:: SOURCE MATERIAL ::

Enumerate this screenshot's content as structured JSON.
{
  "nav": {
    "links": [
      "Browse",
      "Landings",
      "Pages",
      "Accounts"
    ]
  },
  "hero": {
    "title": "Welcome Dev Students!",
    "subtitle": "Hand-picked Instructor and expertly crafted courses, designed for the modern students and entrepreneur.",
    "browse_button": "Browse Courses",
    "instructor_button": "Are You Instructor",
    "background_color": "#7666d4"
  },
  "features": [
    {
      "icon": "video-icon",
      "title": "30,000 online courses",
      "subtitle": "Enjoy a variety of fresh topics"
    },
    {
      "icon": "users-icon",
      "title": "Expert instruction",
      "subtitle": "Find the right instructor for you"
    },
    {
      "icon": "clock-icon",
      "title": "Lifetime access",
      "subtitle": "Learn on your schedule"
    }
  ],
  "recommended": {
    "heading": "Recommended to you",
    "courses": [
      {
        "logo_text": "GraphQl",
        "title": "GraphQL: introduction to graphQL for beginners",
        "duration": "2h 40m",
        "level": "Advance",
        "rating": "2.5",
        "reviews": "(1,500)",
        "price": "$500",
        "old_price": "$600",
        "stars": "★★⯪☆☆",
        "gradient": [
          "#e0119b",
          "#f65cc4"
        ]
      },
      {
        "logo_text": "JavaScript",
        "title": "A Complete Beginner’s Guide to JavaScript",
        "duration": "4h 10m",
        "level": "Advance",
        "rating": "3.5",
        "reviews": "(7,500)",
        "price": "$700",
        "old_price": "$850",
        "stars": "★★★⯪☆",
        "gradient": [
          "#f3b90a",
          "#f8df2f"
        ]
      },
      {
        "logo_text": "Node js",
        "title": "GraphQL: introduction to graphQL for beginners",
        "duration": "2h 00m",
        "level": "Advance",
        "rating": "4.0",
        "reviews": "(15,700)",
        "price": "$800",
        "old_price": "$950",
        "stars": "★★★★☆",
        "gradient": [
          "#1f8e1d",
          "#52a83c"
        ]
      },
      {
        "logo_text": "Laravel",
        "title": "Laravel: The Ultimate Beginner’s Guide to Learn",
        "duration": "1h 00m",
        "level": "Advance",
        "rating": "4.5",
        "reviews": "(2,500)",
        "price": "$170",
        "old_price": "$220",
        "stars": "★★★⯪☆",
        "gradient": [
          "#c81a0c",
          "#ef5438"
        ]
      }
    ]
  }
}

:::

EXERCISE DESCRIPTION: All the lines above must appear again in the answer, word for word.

RESULT OF THIS EXERCISE:
Enumerate this screenshot's content as structured JSON.
{
  "nav": {
    "links": [
      "Browse",
      "Landings",
      "Pages",
      "Accounts"
    ]
  },
  "hero": {
    "title": "Welcome Dev Students!",
    "subtitle": "Hand-picked Instructor and expertly crafted courses, designed for the modern students and entrepreneur.",
    "browse_button": "Browse Courses",
    "instructor_button": "Are You Instructor",
    "background_color": "#7666d4"
  },
  "features": [
    {
      "icon": "video-icon",
      "title": "30,000 online courses",
      "subtitle": "Enjoy a variety of fresh topics"
    },
    {
      "icon": "users-icon",
      "title": "Expert instruction",
      "subtitle": "Find the right instructor for you"
    },
    {
      "icon": "clock-icon",
      "title": "Lifetime access",
      "subtitle": "Learn on your schedule"
    }
  ],
  "recommended": {
    "heading": "Recommended to you",
    "courses": [
      {
        "logo_text": "GraphQl",
        "title": "GraphQL: introduction to graphQL for beginners",
        "duration": "2h 40m",
        "level": "Advance",
        "rating": "2.5",
        "reviews": "(1,500)",
        "price": "$500",
        "old_price": "$600",
        "stars": "★★⯪☆☆",
        "gradient": [
          "#e0119b",
          "#f65cc4"
        ]
      },
      {
        "logo_text": "JavaScript",
        "title": "A Complete Beginner’s Guide to JavaScript",
        "duration": "4h 10m",
        "level": "Advance",
        "rating": "3.5",
        "reviews": "(7,500)",
        "price": "$700",
        "old_price": "$850",
        "stars": "★★★⯪☆",
        "gradient": [
          "#f3b90a",
          "#f8df2f"
        ]
      },
      {
        "logo_text": "Node js",
        "title": "GraphQL: introduction to graphQL for beginners",
        "duration": "2h 00m",
        "level": "Advance",
        "rating": "4.0",
        "reviews": "(15,700)",
        "price": "$800",
        "old_price": "$950",
        "stars": "★★★★☆",
        "gradient": [
          "#1f8e1d",
          "#52a83c"
        ]
      },
      {
        "logo_text": "Laravel",
        "title": "Laravel: The Ultimate Beginner’s Guide to Learn",
        "duration": "1h 00m",
        "level": "Advance",
        "rating": "4.5",
        "reviews": "(2,500)",
        "price": "$170",
        "old_price": "$220",
        "stars": "★★★⯪☆",
        "gradient": [
          "#c81a0c",
          "#ef5438"
        ]
      }
    ]
  }
}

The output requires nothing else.